(1) Integrated microcontroller (MCU) that enables flexible support for a wide variety of industrial battery system specifications
The new solutions are the industry’s first (Note 1) Li-ion battery management ICs for industrial equipment supporting three to ten cells to feature an integrated low-power RL78 MCU. They integrate the remaining capacity measurement and safety monitoring functions, such as overvoltage and overcurrent, and Renesas’ low-power RL78 MCU into a single package to provide flexible support for a wide variety of industrial battery system specifications. This provides a high-precision A/D converter (required for battery control voltage measurement) and MCU that have been matched and adjusted beforehand, thereby contribute to substantially reducing the need for calibration. In addition, the peripheral functions required by industrial applications, including power supply, field effect transistor (FET) driver, and real-time clock, are included on-chip. This can reduce the BOM cost of the battery management system block by approximately 30 percent compared to other Renesas products.

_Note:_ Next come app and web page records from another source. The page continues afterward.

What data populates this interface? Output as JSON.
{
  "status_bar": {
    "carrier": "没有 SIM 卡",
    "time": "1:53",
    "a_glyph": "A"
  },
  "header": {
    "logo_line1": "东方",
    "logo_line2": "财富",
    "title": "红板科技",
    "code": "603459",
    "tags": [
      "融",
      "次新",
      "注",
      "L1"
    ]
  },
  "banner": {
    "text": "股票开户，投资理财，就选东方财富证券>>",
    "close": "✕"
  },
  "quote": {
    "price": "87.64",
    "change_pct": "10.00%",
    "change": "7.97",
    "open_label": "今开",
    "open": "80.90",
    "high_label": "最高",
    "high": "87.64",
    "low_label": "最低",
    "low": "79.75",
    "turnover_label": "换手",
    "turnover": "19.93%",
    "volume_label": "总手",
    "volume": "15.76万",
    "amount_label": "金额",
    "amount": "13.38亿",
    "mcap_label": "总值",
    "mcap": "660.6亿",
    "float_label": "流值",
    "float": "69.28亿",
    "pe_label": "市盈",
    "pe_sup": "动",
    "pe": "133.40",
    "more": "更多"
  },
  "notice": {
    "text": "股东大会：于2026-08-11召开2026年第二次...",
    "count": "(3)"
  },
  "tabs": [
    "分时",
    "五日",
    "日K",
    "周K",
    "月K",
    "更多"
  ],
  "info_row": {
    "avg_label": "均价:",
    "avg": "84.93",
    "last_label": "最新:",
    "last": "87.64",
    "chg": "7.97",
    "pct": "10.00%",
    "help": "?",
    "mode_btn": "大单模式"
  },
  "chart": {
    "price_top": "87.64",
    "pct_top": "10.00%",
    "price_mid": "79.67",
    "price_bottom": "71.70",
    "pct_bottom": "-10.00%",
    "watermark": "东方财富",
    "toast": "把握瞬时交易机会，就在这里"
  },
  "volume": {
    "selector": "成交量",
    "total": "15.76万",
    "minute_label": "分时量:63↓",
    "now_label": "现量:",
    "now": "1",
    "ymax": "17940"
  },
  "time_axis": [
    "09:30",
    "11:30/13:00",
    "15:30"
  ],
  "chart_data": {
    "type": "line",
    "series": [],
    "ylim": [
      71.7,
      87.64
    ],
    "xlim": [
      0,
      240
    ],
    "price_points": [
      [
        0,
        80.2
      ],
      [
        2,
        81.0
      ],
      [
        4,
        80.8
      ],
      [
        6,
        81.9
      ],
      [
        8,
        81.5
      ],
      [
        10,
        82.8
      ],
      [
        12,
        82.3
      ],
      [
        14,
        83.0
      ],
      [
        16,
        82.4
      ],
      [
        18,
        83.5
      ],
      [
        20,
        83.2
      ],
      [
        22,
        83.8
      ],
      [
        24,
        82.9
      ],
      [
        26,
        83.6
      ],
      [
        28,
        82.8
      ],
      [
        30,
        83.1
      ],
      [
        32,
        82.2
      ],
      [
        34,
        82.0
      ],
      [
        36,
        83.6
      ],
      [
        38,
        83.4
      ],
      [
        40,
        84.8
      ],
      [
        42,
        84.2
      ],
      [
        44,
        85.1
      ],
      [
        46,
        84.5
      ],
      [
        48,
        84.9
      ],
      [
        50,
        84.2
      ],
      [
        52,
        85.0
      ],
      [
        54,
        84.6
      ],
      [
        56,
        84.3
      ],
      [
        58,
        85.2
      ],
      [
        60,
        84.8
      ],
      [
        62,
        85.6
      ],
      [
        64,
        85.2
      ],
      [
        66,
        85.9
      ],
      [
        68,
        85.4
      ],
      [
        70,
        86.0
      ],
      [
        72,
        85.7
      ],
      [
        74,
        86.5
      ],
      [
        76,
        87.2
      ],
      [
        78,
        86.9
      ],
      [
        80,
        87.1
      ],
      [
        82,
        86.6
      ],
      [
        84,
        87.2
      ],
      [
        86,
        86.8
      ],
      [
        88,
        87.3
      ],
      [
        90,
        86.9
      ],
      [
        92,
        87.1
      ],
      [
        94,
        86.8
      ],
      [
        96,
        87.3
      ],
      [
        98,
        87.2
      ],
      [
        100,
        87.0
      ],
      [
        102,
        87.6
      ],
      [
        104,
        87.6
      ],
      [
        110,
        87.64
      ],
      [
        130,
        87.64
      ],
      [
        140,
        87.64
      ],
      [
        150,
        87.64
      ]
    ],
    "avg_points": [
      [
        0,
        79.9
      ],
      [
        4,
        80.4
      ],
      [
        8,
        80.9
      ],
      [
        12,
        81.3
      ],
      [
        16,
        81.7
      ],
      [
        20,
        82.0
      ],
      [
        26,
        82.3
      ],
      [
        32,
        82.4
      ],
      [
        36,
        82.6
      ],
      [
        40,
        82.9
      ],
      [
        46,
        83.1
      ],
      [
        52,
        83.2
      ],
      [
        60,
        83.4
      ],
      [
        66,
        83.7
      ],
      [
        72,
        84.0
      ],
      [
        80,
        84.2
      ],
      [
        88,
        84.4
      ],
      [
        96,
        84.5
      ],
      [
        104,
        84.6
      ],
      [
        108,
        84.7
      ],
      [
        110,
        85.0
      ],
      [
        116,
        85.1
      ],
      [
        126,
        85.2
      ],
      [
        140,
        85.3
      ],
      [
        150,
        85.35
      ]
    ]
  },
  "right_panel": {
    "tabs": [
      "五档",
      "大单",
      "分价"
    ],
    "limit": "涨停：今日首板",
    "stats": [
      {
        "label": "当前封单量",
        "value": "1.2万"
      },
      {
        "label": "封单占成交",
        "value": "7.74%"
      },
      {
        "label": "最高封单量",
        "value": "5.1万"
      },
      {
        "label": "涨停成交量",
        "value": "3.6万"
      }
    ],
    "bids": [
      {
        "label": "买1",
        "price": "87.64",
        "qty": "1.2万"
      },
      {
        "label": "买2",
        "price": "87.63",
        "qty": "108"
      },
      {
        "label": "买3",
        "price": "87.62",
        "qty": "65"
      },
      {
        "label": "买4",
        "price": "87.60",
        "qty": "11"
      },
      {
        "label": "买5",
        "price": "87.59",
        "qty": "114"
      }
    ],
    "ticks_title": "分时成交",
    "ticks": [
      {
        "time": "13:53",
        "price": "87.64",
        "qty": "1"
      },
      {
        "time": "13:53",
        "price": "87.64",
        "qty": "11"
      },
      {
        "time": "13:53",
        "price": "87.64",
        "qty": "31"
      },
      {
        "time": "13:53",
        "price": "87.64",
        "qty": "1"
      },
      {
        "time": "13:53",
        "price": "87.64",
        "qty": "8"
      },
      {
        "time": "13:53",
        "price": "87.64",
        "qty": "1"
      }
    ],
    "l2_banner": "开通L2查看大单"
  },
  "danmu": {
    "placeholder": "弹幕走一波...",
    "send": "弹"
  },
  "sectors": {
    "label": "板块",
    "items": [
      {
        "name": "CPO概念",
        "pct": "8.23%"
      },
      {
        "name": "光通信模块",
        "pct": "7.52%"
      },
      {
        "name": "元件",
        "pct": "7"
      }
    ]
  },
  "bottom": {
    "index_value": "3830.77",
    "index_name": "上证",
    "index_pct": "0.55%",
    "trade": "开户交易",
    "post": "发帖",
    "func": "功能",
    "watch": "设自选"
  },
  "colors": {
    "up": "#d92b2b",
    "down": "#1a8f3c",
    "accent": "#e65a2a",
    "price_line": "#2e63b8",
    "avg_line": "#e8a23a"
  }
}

(2) Rich design support tools that enable even beginners to easily implement battery systems with a high level of safety

Renesas plans to release development startup support tools, such as reference software, reference circuit diagrams, and setup manuals. The support tools will enable changes to parameter setting and simplify Li-ion battery pack design, and to enable faster solutions for battery management.

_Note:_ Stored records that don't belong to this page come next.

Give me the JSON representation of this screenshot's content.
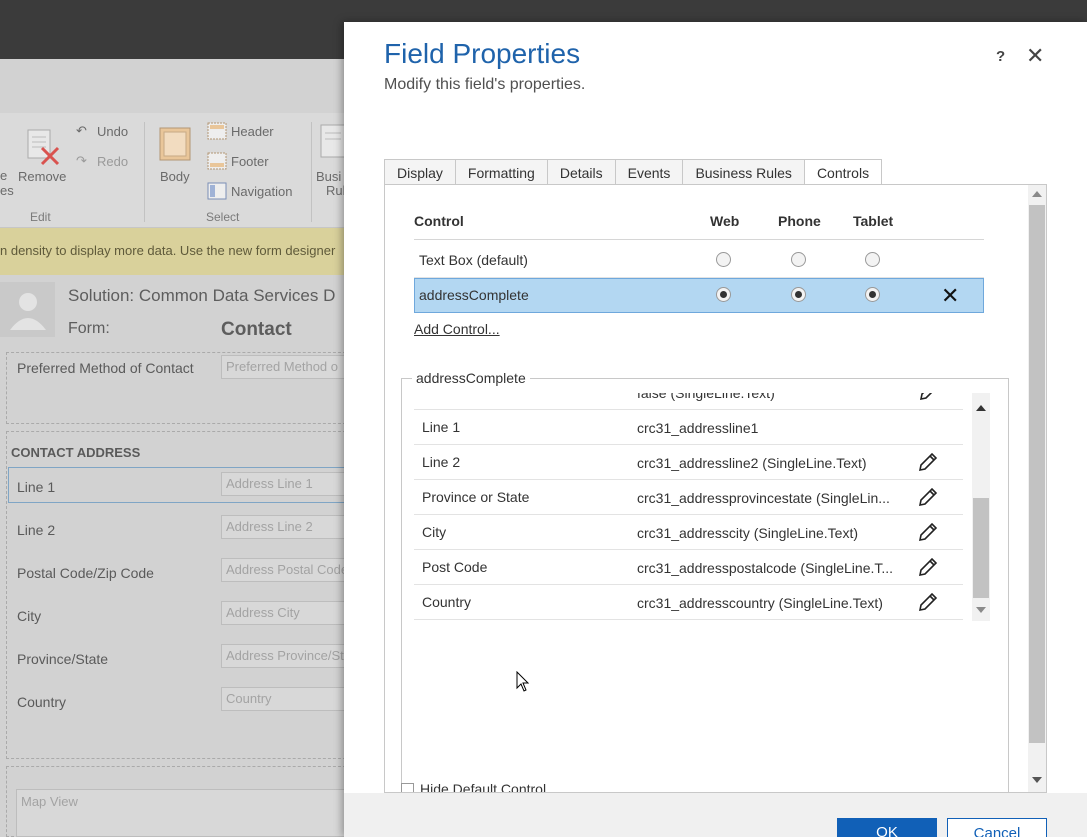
{
  "background": {
    "ribbon": {
      "remove_label": "Remove",
      "undo_label": "Undo",
      "redo_label": "Redo",
      "edit_group": "Edit",
      "body_label": "Body",
      "header_label": "Header",
      "footer_label": "Footer",
      "navigation_label": "Navigation",
      "select_group": "Select",
      "partial_left": "e",
      "partial_left2": "es",
      "partial_right": "Busi",
      "partial_right2": "Rul"
    },
    "notice": "n density to display more data. Use the new form designer",
    "solution_text": "Solution: Common Data Services D",
    "form_label": "Form:",
    "form_name": "Contact",
    "preferred_label": "Preferred Method of Contact",
    "preferred_placeholder": "Preferred Method o",
    "section_title": "CONTACT ADDRESS",
    "fields": [
      {
        "label": "Line 1",
        "placeholder": "Address Line 1"
      },
      {
        "label": "Line 2",
        "placeholder": "Address Line 2"
      },
      {
        "label": "Postal Code/Zip Code",
        "placeholder": "Address Postal Code"
      },
      {
        "label": "City",
        "placeholder": "Address City"
      },
      {
        "label": "Province/State",
        "placeholder": "Address Province/St"
      },
      {
        "label": "Country",
        "placeholder": "Country"
      }
    ],
    "map_view": "Map View"
  },
  "dialog": {
    "title": "Field Properties",
    "subtitle": "Modify this field's properties.",
    "help": "?",
    "close": "✕",
    "tabs": [
      "Display",
      "Formatting",
      "Details",
      "Events",
      "Business Rules",
      "Controls"
    ],
    "active_tab": "Controls",
    "controls_table": {
      "headers": {
        "control": "Control",
        "web": "Web",
        "phone": "Phone",
        "tablet": "Tablet"
      },
      "rows": [
        {
          "name": "Text Box (default)",
          "web": false,
          "phone": false,
          "tablet": false,
          "selected": false
        },
        {
          "name": "addressComplete",
          "web": true,
          "phone": true,
          "tablet": true,
          "selected": true
        }
      ],
      "delete_glyph": "✕",
      "add_control": "Add Control..."
    },
    "properties": {
      "legend": "addressComplete",
      "partial_row": {
        "name": "",
        "value": "false (SingleLine.Text)"
      },
      "rows": [
        {
          "name": "Line 1",
          "value": "crc31_addressline1",
          "editable": false
        },
        {
          "name": "Line 2",
          "value": "crc31_addressline2 (SingleLine.Text)",
          "editable": true
        },
        {
          "name": "Province or State",
          "value": "crc31_addressprovincestate (SingleLin...",
          "editable": true
        },
        {
          "name": "City",
          "value": "crc31_addresscity (SingleLine.Text)",
          "editable": true
        },
        {
          "name": "Post Code",
          "value": "crc31_addresspostalcode (SingleLine.T...",
          "editable": true
        },
        {
          "name": "Country",
          "value": "crc31_addresscountry (SingleLine.Text)",
          "editable": true
        }
      ],
      "hide_default": "Hide Default Control"
    },
    "ok": "OK",
    "cancel": "Cancel"
  },
  "colors": {
    "title_blue": "#1f63ab",
    "selection": "#b3d7f2",
    "primary_button": "#1160b7",
    "notice_bg": "#d9d19b"
  }
}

(3) Maintenance of high safety level through constant safety monitoring in ultra-low-power mode, with the ability to safely shut down the system if a problem occurs

The RAJ240090 and RAJ240100 support a ultra-low-power mode, which reduces current consumption to only 25 µA. This allows battery monitoring functions to operate constantly, even when the system is powered off. A record-keeping function can store information such as battery history to monitor deterioration and store system faults in the MCU memory. The MCU can issue an alarm and disable battery to prevent Li-ion battery failure.

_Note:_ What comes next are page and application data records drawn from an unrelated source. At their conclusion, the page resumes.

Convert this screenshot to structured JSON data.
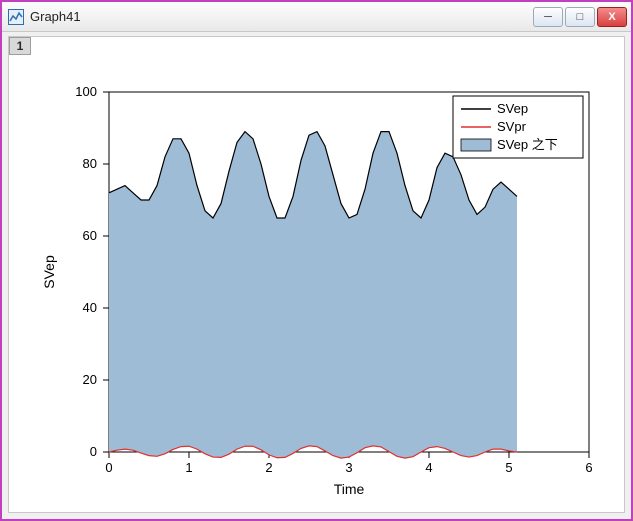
{
  "window": {
    "title": "Graph41",
    "icon_name": "graph-app-icon",
    "buttons": {
      "minimize": "─",
      "maximize": "□",
      "close": "X"
    },
    "tab_label": "1"
  },
  "chart_data": {
    "type": "area",
    "title": "",
    "xlabel": "Time",
    "ylabel": "SVep",
    "xlim": [
      0,
      6
    ],
    "ylim": [
      0,
      100
    ],
    "xticks": [
      0,
      1,
      2,
      3,
      4,
      5,
      6
    ],
    "yticks": [
      0,
      20,
      40,
      60,
      80,
      100
    ],
    "legend": {
      "entries": [
        "SVep",
        "SVpr",
        "SVep 之下"
      ],
      "position": "upper-right"
    },
    "series": [
      {
        "name": "SVep",
        "style": "line-black",
        "x": [
          0,
          0.1,
          0.2,
          0.3,
          0.4,
          0.5,
          0.6,
          0.7,
          0.8,
          0.9,
          1.0,
          1.1,
          1.2,
          1.3,
          1.4,
          1.5,
          1.6,
          1.7,
          1.8,
          1.9,
          2.0,
          2.1,
          2.2,
          2.3,
          2.4,
          2.5,
          2.6,
          2.7,
          2.8,
          2.9,
          3.0,
          3.1,
          3.2,
          3.3,
          3.4,
          3.5,
          3.6,
          3.7,
          3.8,
          3.9,
          4.0,
          4.1,
          4.2,
          4.3,
          4.4,
          4.5,
          4.6,
          4.7,
          4.8,
          4.9,
          5.0,
          5.1
        ],
        "y": [
          72,
          73,
          74,
          72,
          70,
          70,
          74,
          82,
          87,
          87,
          83,
          74,
          67,
          65,
          69,
          78,
          86,
          89,
          87,
          80,
          71,
          65,
          65,
          71,
          81,
          88,
          89,
          85,
          77,
          69,
          65,
          66,
          73,
          83,
          89,
          89,
          83,
          74,
          67,
          65,
          70,
          79,
          83,
          82,
          77,
          70,
          66,
          68,
          73,
          75,
          73,
          71
        ]
      },
      {
        "name": "SVpr",
        "style": "line-red",
        "x": [
          0,
          0.1,
          0.2,
          0.3,
          0.4,
          0.5,
          0.6,
          0.7,
          0.8,
          0.9,
          1.0,
          1.1,
          1.2,
          1.3,
          1.4,
          1.5,
          1.6,
          1.7,
          1.8,
          1.9,
          2.0,
          2.1,
          2.2,
          2.3,
          2.4,
          2.5,
          2.6,
          2.7,
          2.8,
          2.9,
          3.0,
          3.1,
          3.2,
          3.3,
          3.4,
          3.5,
          3.6,
          3.7,
          3.8,
          3.9,
          4.0,
          4.1,
          4.2,
          4.3,
          4.4,
          4.5,
          4.6,
          4.7,
          4.8,
          4.9,
          5.0,
          5.1
        ],
        "y": [
          0,
          0.5,
          0.8,
          0.5,
          -0.3,
          -1.0,
          -1.2,
          -0.5,
          0.7,
          1.5,
          1.6,
          0.8,
          -0.5,
          -1.4,
          -1.5,
          -0.6,
          0.8,
          1.6,
          1.6,
          0.6,
          -0.8,
          -1.6,
          -1.5,
          -0.4,
          1.0,
          1.7,
          1.5,
          0.3,
          -1.0,
          -1.7,
          -1.4,
          -0.2,
          1.2,
          1.7,
          1.4,
          0.1,
          -1.2,
          -1.7,
          -1.3,
          0.0,
          1.2,
          1.5,
          1.0,
          0.0,
          -1.0,
          -1.4,
          -1.0,
          0.0,
          0.8,
          0.8,
          0.3,
          0
        ]
      },
      {
        "name": "SVep 之下",
        "style": "area-blue",
        "description": "Filled area between SVep curve and SVpr curve (approximately SVep down to 0)."
      }
    ]
  }
}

In addition, the battery management ICs support a system configuration in which N-channel MOSFETs are positioned at the positive poles of the battery cells (Note 2). This means that if the battery management IC fails, the system can be shut down safely. If, on the other hand, the MCU enters a runaway state, the battery protection function of the analog front-end block can continue to operate independently, providing failsafe for enhanced system safety.